The best Christmas treats in Provence  © O’Brien

The best Christmas treats in Provence

Christmas in Provence is always a sacred time, where yummy gourmet traditions are respected to the letter. More than anything it’s the occasion for generations to create memories together, to tell stories by the open fire, or burst into a Christmas song

The Last Supper with 13 desserts

The 13 desserts are a delicious representation of Christ’s last supper, laid out over the Christmas dining tables of those living in Provence.

You start with dry fruit and nuts representing the begging orders: dry figs for the Franciscans, raisins for the Dominicans, almonds for the Carmelites and walnuts for the Augustinians.

Then, according to family tradition and what they feel like, hazelnuts, pistachios and dates, muscat grapes, apples, pears, oranges and “the last slightly wrinkled melon”, Pompe à l’huile (Provençal olive oil brioche), fougasse, oreillettes (crisp fried dough), white and black nougats, candied fruit (from Apt of course), quinze jam are added… what matters is that there are 13!
Nougat and candied fruits have pride of place in Vaucluse along the way of this great parade of delectable treats!



It was Frédéric Mistral who decided how many there would be: “In the Comtat Venaissin, the people want there to be thirteen, and most likely in other places too. So let’s choose thirteen!”. The Comtat Venaissin tradition prevailed.

13 desserts en Provence

Candied fruit from Apt

Frtuis confits du Vaucluse
le saviez-vous ?

Did you know?

In the Middle Ages, the Popes of Avignon wanted fine food and bright colours to lay out on their banquet tables. This is why they got “confiture sèche” (dry conserves, or jam) from confectioners in Apt, which is why candied (or crystallised) fruit is called “fruits confits” in French.

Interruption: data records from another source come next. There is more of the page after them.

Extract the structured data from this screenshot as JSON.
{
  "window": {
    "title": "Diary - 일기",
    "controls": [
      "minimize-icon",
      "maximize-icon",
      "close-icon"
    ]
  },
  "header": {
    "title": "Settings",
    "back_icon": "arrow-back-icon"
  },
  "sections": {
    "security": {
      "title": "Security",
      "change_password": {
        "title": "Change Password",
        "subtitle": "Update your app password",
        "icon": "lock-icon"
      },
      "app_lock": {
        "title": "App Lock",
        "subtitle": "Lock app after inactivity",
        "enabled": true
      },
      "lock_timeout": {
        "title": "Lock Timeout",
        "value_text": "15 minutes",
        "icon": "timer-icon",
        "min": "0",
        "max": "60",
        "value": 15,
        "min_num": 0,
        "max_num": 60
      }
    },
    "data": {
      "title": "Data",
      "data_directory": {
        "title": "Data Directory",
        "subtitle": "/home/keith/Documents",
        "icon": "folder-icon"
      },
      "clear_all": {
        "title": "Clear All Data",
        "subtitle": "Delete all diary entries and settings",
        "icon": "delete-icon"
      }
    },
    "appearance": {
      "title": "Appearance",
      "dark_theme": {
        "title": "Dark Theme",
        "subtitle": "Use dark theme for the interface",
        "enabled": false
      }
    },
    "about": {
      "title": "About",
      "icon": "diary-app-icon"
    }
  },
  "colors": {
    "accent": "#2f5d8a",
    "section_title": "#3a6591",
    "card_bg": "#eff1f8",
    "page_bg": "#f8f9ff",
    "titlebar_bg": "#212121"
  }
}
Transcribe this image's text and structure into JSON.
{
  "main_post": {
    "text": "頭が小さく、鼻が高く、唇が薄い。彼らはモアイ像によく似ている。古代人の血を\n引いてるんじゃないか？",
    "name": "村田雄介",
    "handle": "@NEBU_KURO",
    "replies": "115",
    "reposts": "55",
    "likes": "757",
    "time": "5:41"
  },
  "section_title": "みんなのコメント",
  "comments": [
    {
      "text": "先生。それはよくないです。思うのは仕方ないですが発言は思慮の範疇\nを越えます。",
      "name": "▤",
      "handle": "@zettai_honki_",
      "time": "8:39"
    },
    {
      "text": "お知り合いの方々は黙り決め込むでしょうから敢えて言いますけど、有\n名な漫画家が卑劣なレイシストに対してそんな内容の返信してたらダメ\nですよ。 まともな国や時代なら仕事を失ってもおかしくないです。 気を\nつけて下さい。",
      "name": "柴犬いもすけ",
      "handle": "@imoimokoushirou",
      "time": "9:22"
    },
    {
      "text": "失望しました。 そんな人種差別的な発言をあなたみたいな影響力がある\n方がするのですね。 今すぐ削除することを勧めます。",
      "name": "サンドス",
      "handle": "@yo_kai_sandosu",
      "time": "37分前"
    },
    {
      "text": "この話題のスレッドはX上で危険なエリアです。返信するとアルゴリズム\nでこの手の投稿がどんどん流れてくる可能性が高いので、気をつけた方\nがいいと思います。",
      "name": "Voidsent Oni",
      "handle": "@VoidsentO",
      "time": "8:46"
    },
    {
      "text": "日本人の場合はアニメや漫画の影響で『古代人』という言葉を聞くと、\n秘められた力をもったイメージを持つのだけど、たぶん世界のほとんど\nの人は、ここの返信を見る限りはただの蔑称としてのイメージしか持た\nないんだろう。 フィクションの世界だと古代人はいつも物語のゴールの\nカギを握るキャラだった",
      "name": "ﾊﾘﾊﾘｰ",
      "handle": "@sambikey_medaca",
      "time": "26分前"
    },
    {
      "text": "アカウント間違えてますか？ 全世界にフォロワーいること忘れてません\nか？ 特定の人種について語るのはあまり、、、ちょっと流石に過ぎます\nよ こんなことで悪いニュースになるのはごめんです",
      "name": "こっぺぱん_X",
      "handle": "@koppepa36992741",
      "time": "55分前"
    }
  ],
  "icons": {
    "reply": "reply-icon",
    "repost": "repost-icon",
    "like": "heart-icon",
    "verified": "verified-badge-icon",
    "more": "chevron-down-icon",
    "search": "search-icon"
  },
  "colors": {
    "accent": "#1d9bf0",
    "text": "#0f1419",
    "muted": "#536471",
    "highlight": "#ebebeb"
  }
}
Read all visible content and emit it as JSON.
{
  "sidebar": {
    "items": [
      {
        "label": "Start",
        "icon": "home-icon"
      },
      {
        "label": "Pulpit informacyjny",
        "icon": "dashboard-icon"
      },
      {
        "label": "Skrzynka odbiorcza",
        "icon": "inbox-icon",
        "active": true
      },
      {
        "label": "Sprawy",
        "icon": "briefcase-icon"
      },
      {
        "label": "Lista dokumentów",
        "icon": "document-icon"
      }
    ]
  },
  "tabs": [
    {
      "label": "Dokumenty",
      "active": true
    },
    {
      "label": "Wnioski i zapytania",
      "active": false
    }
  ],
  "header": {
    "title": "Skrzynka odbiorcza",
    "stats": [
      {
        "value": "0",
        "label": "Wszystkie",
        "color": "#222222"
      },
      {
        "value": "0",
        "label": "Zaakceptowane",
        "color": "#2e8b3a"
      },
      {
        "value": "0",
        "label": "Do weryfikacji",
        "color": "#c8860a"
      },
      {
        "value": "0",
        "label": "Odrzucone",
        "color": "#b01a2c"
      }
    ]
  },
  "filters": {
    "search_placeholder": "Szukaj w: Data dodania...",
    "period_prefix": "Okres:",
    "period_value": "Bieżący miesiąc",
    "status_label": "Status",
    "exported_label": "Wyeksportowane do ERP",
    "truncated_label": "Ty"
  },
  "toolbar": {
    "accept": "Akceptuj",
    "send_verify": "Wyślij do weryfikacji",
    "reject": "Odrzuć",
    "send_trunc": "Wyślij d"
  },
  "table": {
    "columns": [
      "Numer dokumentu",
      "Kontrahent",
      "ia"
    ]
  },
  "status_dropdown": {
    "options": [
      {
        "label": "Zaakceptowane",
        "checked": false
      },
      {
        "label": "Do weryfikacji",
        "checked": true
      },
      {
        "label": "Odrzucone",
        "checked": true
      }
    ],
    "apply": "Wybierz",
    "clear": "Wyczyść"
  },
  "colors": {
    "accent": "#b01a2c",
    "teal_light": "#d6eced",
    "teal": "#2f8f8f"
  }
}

The Maison du Fruit Confit is located on the outskirts of Apt. It’s on the list of must-visit addresses when you set out looking to get your 13 desserts for the Christmas festivities, or a tasty, colourful present for someone!

In this temple of sweet treats, you first come across an exhibition space displaying old machines, historic documents, an olfactive game and videos showing how things are made or used in cooking, etc. Panels in French and English explain the history of the know-how and candying techniques from Antiquity to modern day.

A tea room at the end of the visit gives the visitor the opportunity to try some candied fruit where it is made, used in delectable pastries and cakes. Finally the shop showcases all the individual candied fruits, as well as Provençal specialities made by local partners using candied fruit. You can also buy various other Provençal specialities there like berlingots from Carpentras, Calissons from Aix, and nougat from the Ventoux…


Making nougat is a family thing at Les Nougats Silvain!

The Silvains were farmers originally and went on to become nougat makers: they grew almond trees, and kept bees, and after harvesting the almonds and collecting the honey, they made nougat. Or at least different kinds of nougat, because there is white or black nougat, in bars, cubes, even nougalettes…

In addition to the best almonds in the region they may be combined with fruit, Espelette pepper, citrus, caramel, Biscoff, black olives, saffron… And this is how you won’t be able to resist the Délicate, Rebelle, Gargantua, Pirate, Alchimiste, Coquette, Hermite, or Curieux (among others, there are so many we won’t list all of them!)

Another address

Another wonderful address is Confiserie Boyer, in Sault, where nougat is displayed by macarons and almond croquant biscuits, einkorn wheat waffles and other sweet treats you’ll find difficult to resist!

Nougat et miel de Provence

Pompe à huile (Provençal olive oil brioche): our traditional recipe

Pompe à huile de Vaucluse
Info pratique


– 1 kg flour
– 250 to 300 g oil, olive of course or, to your taste, 200 to 300 g butter,
– 4 to 6 eggs (the more you use, the more the mixture will be rich like a brioche)
– a pinch of salt,
– 200 to 300 g sugar –
– 50 g yeast.
– And orange blossom water (the tradition) or lemon or orange zest, or aniseed

It is well placed on the table of 13 desserts, but it is enjoyed as soon as you feel like a snack or at breakfast (for us at least, because at Christmas Pompe à huile is a bit like our Proust’s Madeleine)
As a bonus it is really easy and fast to make, which makes it a perfect recipe to make with children when using the oven! 

Mix all the ingredients together in a large mixing bowl.
Create a supple, even dough. Leave it to rest to rise for 4 to 6 hours.
Make little balls that you flatten with rolling pin to make a 2 cm thick disk, then shape how you like (usually you score the dough).
Leave them to rise again for a good 30 minutes, then bake at 220°C.
Keep an eye on the baking, about 15 minutes.
Just before they finish baking, brush them with olive oil so they turn a nice golden brown.
Can be enjoyed warm, or cold.
Bon appétit!